**TASK TO COMPLETE:** Go through the listing and copy each line with the string "mileage".

========================

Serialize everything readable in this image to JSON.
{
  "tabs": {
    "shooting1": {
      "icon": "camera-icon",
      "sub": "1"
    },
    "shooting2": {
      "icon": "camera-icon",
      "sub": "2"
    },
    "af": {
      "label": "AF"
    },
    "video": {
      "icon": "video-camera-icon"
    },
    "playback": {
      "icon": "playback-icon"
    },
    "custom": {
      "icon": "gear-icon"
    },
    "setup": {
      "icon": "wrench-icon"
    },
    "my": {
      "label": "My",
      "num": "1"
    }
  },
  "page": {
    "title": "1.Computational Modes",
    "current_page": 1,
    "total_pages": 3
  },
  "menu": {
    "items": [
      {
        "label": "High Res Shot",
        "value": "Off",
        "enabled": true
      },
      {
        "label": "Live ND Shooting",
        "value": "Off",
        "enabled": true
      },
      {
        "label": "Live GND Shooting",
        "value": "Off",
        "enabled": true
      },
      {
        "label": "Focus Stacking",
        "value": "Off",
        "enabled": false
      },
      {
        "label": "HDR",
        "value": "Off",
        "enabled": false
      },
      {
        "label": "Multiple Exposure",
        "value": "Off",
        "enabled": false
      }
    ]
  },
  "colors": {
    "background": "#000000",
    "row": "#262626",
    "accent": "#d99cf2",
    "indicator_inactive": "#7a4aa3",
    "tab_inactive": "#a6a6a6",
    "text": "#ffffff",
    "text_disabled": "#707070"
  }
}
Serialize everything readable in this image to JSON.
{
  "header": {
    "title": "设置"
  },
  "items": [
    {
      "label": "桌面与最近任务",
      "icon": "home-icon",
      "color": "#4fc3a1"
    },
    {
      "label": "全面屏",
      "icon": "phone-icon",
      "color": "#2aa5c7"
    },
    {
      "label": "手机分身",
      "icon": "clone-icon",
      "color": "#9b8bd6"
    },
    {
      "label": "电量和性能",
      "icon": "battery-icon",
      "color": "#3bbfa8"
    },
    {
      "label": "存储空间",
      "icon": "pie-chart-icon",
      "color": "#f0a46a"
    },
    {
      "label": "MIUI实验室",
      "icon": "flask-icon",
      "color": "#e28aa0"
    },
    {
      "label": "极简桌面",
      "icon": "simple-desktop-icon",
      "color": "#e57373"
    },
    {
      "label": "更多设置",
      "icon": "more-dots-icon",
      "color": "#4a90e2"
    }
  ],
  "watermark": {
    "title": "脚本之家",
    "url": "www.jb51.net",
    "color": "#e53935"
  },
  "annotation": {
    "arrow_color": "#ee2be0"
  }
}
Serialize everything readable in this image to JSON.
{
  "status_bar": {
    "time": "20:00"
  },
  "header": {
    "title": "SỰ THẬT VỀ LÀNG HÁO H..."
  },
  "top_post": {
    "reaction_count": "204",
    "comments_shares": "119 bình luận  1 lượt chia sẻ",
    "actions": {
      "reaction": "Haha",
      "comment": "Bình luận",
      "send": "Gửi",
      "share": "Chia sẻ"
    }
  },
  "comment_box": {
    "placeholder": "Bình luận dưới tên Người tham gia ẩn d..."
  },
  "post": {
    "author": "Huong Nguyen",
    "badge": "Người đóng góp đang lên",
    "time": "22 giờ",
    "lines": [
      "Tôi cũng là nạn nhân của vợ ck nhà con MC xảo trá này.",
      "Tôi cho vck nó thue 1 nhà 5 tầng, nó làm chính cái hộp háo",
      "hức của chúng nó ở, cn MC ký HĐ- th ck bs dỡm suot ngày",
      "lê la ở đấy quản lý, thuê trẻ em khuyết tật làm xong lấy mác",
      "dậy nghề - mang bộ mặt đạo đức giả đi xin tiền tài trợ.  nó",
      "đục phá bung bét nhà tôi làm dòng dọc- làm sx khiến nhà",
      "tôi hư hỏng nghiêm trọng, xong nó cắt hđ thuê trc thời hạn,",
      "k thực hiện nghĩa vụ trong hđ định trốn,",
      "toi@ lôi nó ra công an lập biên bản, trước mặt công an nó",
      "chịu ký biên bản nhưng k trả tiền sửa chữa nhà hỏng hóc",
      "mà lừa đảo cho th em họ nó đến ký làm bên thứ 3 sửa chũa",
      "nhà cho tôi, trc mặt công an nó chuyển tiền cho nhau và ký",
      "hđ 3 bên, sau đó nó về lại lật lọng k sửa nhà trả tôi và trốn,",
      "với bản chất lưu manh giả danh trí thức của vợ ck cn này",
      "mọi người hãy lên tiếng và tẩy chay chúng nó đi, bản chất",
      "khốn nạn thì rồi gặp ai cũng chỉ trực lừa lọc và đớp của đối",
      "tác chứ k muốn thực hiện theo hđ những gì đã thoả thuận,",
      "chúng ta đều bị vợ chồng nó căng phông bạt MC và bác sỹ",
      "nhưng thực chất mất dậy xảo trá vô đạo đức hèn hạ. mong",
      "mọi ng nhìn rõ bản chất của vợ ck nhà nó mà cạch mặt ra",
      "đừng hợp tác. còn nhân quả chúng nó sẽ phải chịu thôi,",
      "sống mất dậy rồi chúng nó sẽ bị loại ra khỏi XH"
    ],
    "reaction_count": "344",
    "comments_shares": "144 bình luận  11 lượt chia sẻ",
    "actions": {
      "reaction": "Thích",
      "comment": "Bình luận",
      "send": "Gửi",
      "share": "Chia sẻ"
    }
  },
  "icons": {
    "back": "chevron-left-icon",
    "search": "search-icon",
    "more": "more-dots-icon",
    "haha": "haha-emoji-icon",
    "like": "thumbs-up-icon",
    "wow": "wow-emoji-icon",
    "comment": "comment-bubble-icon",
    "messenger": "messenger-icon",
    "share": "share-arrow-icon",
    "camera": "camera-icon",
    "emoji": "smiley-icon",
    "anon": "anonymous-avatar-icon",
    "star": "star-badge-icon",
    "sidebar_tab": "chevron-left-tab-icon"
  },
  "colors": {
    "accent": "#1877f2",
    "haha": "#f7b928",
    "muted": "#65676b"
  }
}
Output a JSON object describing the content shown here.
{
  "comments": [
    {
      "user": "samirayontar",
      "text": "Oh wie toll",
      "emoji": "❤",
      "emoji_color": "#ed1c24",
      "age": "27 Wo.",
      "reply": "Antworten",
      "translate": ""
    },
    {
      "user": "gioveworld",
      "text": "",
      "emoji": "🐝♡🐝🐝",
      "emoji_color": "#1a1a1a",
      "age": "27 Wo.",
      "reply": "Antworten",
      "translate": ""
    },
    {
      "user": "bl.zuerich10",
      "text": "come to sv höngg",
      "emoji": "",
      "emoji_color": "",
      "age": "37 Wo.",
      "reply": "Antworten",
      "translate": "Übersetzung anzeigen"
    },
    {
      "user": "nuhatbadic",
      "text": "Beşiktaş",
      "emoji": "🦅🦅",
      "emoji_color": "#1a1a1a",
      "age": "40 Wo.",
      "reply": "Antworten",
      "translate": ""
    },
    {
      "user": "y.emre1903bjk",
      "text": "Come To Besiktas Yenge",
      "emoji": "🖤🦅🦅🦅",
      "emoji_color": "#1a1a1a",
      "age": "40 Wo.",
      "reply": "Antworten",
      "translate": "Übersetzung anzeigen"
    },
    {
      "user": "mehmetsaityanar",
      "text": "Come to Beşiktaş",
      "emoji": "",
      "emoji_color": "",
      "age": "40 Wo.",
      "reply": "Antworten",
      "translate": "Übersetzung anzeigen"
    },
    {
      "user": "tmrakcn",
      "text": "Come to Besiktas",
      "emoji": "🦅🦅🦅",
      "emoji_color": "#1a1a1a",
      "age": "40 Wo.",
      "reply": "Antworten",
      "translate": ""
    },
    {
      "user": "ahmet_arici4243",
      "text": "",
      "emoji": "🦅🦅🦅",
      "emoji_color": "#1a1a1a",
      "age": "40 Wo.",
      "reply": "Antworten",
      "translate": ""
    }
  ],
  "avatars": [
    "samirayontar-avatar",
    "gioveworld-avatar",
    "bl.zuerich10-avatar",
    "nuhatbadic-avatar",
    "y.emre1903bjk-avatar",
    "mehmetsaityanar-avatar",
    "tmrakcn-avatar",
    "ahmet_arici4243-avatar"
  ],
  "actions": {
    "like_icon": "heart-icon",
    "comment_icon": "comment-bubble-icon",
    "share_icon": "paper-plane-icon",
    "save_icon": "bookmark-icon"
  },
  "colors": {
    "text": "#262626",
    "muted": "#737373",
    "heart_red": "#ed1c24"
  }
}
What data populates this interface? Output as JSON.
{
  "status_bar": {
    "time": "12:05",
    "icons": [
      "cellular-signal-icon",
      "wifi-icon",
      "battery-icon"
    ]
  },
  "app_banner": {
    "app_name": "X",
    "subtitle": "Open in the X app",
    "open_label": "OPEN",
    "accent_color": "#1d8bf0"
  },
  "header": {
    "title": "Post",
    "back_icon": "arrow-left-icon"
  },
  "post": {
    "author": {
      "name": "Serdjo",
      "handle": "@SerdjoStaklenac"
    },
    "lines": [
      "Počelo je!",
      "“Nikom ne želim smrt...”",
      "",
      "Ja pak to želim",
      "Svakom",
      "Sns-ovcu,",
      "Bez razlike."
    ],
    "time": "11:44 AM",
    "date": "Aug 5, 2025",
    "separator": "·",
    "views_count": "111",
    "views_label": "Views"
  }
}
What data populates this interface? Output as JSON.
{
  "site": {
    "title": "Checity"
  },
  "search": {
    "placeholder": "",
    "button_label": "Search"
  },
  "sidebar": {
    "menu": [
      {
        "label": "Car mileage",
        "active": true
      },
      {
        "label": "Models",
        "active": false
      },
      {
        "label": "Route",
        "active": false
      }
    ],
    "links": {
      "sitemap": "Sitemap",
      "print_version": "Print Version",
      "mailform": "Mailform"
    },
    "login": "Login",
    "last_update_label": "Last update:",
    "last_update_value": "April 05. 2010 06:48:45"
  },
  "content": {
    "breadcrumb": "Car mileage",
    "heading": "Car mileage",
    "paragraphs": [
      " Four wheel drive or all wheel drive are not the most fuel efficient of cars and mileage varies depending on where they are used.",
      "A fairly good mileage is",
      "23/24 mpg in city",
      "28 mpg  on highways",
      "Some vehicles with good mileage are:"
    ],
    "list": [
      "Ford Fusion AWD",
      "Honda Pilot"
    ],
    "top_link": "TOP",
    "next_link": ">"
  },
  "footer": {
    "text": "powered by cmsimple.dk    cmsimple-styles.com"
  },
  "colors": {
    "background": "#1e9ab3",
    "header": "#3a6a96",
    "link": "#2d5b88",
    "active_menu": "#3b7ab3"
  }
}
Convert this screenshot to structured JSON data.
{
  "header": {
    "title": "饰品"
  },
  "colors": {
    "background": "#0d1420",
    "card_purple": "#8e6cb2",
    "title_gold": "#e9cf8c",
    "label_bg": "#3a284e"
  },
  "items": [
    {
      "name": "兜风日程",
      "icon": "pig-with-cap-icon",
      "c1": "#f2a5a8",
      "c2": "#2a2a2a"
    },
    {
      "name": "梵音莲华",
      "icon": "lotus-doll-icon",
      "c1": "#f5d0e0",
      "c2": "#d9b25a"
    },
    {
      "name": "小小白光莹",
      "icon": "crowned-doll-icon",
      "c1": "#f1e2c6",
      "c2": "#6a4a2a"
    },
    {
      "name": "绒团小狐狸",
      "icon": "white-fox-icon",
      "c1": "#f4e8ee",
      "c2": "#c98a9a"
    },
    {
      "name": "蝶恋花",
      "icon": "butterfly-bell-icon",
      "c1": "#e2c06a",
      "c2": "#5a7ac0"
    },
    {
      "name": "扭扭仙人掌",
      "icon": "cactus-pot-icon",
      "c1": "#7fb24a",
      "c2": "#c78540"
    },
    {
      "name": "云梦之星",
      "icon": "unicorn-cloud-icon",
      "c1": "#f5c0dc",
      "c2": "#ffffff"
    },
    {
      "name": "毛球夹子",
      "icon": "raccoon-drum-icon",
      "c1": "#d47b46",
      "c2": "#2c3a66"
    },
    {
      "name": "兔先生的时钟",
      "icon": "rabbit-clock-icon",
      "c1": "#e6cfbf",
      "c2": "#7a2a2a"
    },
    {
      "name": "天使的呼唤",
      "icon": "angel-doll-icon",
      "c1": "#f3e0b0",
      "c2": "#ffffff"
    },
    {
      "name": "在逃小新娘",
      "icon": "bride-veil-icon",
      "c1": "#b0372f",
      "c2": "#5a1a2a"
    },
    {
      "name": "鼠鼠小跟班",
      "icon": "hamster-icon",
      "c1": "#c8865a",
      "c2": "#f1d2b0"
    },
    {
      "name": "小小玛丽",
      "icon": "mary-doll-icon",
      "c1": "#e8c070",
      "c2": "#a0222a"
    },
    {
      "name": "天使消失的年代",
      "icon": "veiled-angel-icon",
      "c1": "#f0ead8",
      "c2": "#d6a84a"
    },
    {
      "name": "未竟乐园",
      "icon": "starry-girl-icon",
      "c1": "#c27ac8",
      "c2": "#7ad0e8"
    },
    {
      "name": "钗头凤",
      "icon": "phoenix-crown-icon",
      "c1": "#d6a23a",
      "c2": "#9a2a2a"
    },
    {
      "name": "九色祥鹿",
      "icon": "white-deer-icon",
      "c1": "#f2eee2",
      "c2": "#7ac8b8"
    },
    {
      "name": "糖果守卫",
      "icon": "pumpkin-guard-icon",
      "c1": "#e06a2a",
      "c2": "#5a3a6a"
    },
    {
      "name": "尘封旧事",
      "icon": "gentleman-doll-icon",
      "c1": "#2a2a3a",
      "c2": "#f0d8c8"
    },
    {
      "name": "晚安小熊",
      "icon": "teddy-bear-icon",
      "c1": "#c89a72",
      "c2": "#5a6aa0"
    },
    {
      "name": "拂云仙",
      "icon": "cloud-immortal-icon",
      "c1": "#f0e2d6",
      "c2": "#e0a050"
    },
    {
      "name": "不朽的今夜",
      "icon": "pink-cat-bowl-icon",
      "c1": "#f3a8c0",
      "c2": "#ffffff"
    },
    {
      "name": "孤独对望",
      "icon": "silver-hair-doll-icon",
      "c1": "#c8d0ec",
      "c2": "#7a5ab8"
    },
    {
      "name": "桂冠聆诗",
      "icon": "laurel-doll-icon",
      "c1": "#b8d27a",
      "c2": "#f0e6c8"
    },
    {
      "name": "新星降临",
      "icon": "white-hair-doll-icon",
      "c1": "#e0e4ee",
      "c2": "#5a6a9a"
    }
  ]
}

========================

**EXPECTED ANSWER:**
        "label": "Car mileage",
    "breadcrumb": "Car mileage",
    "heading": "Car mileage",
      " Four wheel drive or all wheel drive are not the most fuel efficient of cars and mileage varies depending on where they are used.",
      "A fairly good mileage is",
      "Some vehicles with good mileage are:"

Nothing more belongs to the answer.